Banger is thought not to have continued making timepieces until late 1715, dying in 1720. The result is that clocks displaying his name alone are very rare indeed, so rare indeed that Brian Loomes’ The Early Clockmakers of Great Britain lists Banger’s signature as appearing “apparently only clocks and watches signed jointly by Tompion himself”.

However, this scarcely restored longcase, with an eight-day striking movement contained in an ebonised pearwood case, proves otherwise. It is one of three such clocks (and three watches), signed solely by Banger, that have come to light over the past few years, according to Sworders, who informed the Antiques Trade Gazette that the other two had since disappeared. It is possible that this example, which is listed as being in good condition, once had a pagoda hood and the plinth has been cut down somewhat, but otherwise the auctioneers believe it has been little altered.
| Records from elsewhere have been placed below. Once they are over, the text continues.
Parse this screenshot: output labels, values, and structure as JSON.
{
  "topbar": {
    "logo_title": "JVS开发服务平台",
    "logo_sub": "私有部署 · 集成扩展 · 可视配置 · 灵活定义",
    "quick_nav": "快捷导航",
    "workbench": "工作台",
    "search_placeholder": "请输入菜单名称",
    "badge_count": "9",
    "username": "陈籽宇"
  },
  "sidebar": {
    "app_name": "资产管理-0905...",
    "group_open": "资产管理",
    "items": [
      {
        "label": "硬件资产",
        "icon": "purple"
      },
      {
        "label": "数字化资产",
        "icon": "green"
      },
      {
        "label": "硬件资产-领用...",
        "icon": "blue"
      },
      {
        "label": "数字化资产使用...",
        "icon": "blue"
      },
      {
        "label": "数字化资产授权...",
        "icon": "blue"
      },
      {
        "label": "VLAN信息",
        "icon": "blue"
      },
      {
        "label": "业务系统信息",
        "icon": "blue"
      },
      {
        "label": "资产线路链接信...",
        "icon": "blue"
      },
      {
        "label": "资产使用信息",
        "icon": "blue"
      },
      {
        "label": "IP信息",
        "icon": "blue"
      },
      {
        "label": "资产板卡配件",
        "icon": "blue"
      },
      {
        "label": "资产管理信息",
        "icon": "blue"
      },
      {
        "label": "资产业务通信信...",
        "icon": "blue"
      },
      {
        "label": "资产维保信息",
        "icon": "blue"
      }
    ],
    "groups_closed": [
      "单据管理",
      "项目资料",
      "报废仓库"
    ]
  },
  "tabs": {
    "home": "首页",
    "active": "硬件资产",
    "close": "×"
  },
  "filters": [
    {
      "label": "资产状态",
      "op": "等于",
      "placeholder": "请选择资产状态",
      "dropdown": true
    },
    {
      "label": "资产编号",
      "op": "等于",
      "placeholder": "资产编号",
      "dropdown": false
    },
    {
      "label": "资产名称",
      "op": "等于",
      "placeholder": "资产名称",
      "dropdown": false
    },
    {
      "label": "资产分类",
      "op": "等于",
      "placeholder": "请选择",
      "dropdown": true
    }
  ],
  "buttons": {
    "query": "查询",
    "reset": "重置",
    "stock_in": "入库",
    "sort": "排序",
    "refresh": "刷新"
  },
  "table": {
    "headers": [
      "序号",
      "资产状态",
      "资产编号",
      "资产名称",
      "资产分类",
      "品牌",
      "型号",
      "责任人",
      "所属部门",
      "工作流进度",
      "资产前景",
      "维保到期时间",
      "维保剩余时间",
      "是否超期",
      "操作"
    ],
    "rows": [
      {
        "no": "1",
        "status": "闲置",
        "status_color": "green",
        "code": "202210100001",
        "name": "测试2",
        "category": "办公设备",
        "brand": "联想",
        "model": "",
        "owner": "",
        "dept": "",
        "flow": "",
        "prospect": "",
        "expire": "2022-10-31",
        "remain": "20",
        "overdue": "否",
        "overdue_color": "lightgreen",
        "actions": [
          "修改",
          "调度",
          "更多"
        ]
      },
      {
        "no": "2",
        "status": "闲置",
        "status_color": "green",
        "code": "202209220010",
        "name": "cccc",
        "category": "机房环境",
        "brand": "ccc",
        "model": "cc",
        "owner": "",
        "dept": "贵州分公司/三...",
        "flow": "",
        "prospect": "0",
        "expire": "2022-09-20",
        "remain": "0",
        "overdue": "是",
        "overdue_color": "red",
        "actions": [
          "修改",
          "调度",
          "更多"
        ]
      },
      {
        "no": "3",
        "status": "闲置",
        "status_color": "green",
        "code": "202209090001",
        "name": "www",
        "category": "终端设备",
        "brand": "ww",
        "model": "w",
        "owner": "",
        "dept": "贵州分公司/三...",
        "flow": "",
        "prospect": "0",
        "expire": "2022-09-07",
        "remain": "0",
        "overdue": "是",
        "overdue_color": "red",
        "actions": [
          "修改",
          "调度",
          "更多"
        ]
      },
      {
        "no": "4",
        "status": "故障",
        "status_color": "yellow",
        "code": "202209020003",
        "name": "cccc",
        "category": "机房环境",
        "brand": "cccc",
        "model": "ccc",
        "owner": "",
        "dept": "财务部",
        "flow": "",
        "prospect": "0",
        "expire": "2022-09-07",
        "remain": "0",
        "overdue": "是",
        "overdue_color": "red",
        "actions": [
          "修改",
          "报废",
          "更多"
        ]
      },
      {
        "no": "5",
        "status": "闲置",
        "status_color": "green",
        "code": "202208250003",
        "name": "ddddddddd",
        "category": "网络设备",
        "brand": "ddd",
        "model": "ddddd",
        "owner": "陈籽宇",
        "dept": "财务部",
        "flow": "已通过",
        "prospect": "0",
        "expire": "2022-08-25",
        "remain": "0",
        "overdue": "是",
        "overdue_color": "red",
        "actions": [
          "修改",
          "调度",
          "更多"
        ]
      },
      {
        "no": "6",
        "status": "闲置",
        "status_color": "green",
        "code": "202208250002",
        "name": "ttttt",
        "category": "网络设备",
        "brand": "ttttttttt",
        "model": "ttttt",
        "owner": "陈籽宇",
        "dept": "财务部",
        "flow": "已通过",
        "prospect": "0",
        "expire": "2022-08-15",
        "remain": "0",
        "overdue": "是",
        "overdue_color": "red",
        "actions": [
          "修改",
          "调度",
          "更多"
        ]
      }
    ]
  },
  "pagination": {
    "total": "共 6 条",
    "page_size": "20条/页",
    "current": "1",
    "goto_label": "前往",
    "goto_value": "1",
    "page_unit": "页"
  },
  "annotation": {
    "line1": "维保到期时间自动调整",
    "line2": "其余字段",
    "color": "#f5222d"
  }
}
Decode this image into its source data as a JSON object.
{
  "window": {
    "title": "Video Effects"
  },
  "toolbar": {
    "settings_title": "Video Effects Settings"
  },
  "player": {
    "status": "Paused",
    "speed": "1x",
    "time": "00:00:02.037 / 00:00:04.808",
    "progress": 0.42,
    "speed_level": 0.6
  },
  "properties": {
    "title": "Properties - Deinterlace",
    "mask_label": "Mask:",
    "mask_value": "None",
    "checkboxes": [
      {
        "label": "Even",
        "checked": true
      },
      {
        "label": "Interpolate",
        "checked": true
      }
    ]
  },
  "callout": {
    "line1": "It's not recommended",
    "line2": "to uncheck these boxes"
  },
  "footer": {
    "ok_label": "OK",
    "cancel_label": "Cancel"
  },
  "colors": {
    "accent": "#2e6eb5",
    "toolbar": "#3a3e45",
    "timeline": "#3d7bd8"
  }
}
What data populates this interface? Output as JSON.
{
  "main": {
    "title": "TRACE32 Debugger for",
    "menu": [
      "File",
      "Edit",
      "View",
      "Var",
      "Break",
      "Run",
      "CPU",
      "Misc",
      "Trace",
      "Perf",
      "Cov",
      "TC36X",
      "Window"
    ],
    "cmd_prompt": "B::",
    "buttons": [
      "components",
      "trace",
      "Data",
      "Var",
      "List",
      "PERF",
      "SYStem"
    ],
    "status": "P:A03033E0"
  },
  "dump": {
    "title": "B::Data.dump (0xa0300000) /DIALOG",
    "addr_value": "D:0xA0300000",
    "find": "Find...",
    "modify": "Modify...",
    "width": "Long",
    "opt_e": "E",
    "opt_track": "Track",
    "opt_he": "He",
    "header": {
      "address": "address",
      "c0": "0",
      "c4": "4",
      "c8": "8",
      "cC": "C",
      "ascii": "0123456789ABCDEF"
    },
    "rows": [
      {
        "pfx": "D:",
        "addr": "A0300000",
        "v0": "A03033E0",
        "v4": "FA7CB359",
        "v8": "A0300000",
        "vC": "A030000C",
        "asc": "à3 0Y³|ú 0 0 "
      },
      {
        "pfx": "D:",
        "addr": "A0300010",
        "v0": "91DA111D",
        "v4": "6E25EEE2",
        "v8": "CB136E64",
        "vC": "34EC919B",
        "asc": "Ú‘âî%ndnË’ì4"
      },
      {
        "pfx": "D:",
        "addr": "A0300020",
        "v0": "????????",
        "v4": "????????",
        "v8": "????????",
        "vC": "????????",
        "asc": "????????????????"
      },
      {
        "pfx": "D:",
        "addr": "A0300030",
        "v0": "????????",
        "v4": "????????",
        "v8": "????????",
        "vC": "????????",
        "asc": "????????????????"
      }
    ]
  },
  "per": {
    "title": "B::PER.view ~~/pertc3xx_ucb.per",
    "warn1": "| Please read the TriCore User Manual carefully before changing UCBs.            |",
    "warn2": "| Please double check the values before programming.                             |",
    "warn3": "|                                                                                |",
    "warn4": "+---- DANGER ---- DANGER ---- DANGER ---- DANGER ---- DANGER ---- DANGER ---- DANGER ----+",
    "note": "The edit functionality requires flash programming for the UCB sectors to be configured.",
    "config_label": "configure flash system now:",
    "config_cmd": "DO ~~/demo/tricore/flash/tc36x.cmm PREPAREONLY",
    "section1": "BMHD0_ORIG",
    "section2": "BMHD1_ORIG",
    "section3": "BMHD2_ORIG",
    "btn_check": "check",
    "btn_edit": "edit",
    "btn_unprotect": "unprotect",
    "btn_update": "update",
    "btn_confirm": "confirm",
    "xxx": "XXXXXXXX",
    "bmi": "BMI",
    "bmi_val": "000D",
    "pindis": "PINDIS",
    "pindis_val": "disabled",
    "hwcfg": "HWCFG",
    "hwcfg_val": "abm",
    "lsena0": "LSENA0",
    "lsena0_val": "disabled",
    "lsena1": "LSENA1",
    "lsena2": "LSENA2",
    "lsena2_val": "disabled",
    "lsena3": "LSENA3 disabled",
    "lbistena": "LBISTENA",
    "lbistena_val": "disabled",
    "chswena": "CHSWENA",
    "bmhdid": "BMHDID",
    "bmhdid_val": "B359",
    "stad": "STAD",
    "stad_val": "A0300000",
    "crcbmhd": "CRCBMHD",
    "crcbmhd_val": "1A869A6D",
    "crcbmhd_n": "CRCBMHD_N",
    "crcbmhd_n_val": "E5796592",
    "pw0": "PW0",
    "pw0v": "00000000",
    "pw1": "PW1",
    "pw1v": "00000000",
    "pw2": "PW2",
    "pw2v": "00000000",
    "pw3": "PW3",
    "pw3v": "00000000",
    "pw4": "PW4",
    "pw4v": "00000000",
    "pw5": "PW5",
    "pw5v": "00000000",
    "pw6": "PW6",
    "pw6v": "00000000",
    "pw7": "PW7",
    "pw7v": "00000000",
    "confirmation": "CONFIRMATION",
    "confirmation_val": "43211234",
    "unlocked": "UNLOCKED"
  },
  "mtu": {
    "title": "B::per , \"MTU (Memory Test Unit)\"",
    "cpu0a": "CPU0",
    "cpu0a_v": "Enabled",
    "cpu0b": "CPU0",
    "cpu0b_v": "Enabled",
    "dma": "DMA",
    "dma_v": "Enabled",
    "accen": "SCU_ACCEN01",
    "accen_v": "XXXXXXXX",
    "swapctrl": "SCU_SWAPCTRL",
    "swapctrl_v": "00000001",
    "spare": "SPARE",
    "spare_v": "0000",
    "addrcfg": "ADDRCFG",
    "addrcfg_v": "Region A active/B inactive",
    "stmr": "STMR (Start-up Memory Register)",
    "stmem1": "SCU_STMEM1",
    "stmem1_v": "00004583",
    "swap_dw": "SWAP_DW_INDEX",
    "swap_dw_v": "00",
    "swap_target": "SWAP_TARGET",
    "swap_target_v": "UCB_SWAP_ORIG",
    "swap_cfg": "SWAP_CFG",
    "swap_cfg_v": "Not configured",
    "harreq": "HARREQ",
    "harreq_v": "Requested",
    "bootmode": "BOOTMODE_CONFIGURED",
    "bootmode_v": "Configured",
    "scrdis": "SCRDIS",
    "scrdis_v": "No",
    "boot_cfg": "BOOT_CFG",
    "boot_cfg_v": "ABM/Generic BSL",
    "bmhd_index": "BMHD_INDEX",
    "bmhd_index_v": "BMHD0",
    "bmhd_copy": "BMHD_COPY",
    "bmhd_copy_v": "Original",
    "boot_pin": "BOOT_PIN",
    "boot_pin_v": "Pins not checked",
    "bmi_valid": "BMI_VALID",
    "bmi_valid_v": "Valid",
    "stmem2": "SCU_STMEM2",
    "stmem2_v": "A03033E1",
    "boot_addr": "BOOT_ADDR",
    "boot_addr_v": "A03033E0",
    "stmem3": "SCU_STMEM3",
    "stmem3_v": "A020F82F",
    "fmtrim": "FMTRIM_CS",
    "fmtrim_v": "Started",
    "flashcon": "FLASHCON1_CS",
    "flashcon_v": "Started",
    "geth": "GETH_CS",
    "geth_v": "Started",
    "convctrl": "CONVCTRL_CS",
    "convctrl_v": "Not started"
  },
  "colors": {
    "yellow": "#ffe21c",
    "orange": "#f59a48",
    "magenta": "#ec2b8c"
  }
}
With a £17,000-20,000 estimate, Sworders expect it to appeal to buyers for its historical significance.